“George Floyd came to Minneapolis to better his life. But ultimately his life will have bettered our city,” the Democratic mayor wrote on Twitter. “The jury joined in a shared conviction that has animated Minneapolis for the last 11 months. They refused to look away and affirmed he should still be here today.”
Chauvin, 45, was found guilty Tuesday of second-degree unintentional murder, third-degree murder and second-degree manslaughter.
Chauvin’s sentencing is scheduled for eight weeks from now.
Frey’s remarks of praise didn’t land with everyone – some took issue with the mayor’s characterization of Floyd’s death as a sacrifice for the sake of the city.
House Speaker Nancy Pelosi offered a similar sentiment in her press conference with the Congressional Black Caucus.
“Thank you George Floyd for sacrificing your life for justice,” Pelosi said Tuesday outside the Capitol. “Because of you and because of millions of people around the world who came out for justice, your name will always be synonymous with justice. And now we have to make sure justice prevails in the sentencing.”

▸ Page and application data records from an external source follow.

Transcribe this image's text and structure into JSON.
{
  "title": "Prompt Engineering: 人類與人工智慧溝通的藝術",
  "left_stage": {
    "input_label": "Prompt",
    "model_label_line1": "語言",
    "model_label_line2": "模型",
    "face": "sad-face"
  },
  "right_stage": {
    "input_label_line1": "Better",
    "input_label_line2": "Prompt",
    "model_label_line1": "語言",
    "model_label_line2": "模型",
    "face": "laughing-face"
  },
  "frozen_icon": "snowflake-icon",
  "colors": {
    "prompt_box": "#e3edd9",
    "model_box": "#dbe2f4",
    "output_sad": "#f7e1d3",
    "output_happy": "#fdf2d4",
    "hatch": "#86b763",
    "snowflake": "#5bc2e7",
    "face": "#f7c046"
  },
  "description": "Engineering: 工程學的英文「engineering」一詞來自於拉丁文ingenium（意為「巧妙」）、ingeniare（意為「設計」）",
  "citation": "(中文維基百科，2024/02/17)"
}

Floyd, a 46-year-old Black man, died on May 25, 2020 after Chauvin held his knee against Floyd’s neck or upper body for nine minutes and 29 seconds, as a handcuffed Floyd repeatedly said that he could not breathe. Police were called to the area on that day for a report that Floyd had used a counterfeit $20 bill to buy cigarettes at a neighborhood convenience store, Cup Foods.